Sweep net sampling consists of swinging a 15” diameter canvas net from side-to-side in a 180° arc.  Take a series of 10 sweeps at several locations in the field.  Count the number of larvae after every 10 sweeps, calculate the average number of larvae per sweep, and follow the recommended strategies in the table below.  Be sure to use the correct recommendations for the selected sampling method.

Recommendations for stem sampling (shake-bucket method).
Avg. larvae/
Alfalfa height Strategy  
Less than 2 --- Sample 1 week later  
2 or more 10-14 inches Control recommended  
2.5 or more 15-18 inches Control recommended  
3 18+ inches Control recommended  
Recommendations for sweep sampling.  
Avg. Larvae/sweep Strategy  
Less than 10 Sweep 1 week later  
10-19 Sweep 3-5 days later  
20+ Control recommended  
Currently, chemical control and early cutting are the two main strategies for alfalfa weevil control.  When larvae are not at destructive levels or destructive levels are just reached during the final 2 weeks before expected cutting (refer to Table 1 and 2), strongly consider an early cutting as an alternative to chemical spray. It is important to monitor re-growth and stubble infestations post-harvest particularly when using early-cutting for management.  Newly emerged adults and weevil larvae may be concentrated in windrows and have the potential to reduce re-growth.  It is recommended that a post-harvest treatment be done when adults are found feeding on 50% of crowns and normal green-up is prevented for 3-6 days or when larvae from 30 stems exceeds 20, 30, and 45 larvae on alfalfa stems 2, 4, and 6 inches tall, respectively, 5-7 days after harvest.  When adults and larvae are below these levels and normal green-up is present no treatment should be necessary.

Adult alfalfa weevils (top left) have a characteristic snout and elbowed antennae. Eggs (top right) are small, yellow, oval and deposited in clusters, and larvae (bottom left) have a darkened head capsule and distinct white line down the center of their back. The pupal stage (bottom right) lasts 10-14 days.

-Ricardo Ramirez, Entomologist


Evans, E.W. 1989. The alfalfa weevil in Utah. Utah State University Extension. Fact Sheet No. 58.

Hoff, K.M., M.J. Brewer, and S.L. Blodgett. 2002. Alfalfa weevil (Coleoptera: Curculionidae) larval sampling: comparison of shake-bucket and sweep-net methods and effect of training. J Econ Entomol 95:748-53.

Townsend, L. 1998. Alfalfa weevil field sampling program. University of Kentucky Extension.

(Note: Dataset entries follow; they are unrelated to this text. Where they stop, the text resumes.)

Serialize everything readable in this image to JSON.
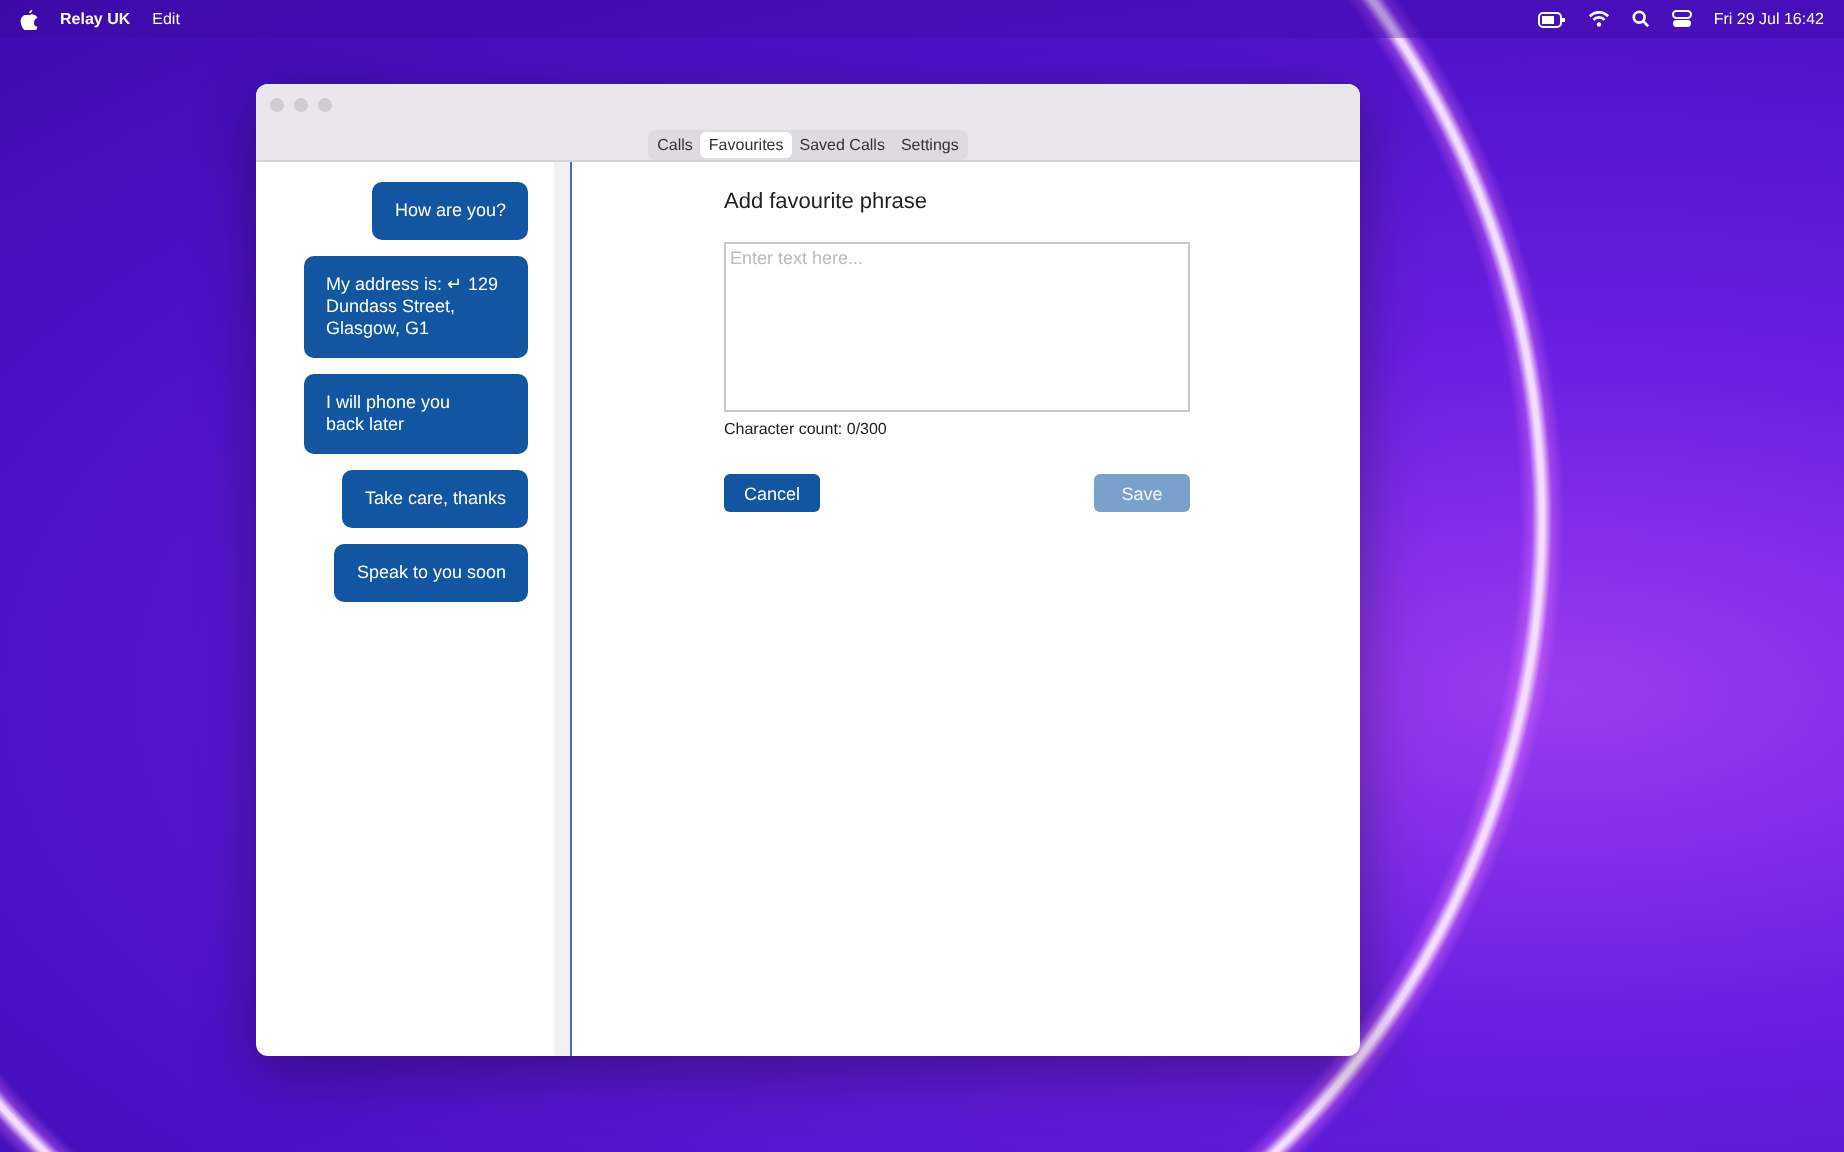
{
  "menu_bar": {
    "app_name": "Relay UK",
    "menus": [
      "Edit"
    ],
    "clock": "Fri 29 Jul 16:42"
  },
  "window": {
    "tabs": [
      {
        "label": "Calls",
        "selected": false
      },
      {
        "label": "Favourites",
        "selected": true
      },
      {
        "label": "Saved Calls",
        "selected": false
      },
      {
        "label": "Settings",
        "selected": false
      }
    ],
    "phrases": [
      "How are you?",
      "My address is: ↵ 129 Dundass Street, Glasgow, G1",
      "I will phone you back later",
      "Take care, thanks",
      "Speak to you soon"
    ],
    "form": {
      "title": "Add favourite phrase",
      "placeholder": "Enter text here...",
      "character_count": "Character count: 0/300",
      "buttons": [
        {
          "label": "Cancel",
          "disabled": false
        },
        {
          "label": "Save",
          "disabled": true
        }
      ]
    }
  }
}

Entfact-127.

Statewide IPM Program, 1981,
Integrated Pest Management for Alfalfa Hay. Oakland:  UC ANR Publication 3312.


Featured Picture of the Quarter



The adult male western black widow (Latrodectus hesperus) is unlike the adult female in that it lacks the red abdominal markings, is brown in color, and is smaller.  A bite from a male black widow is somewhat harmless whereas a bite from an adult female injects a hefty dose of latrotoxin, a neurotoxin that causes latrodectism (muscle pain followed by severe cramping).  The widow name is now considered a misnomer.  Although females in captivity have been seen consuming males after mating, in the wild, males typically retreat before being consumed. 

-Image by Jabe Huber, Utah IPM Program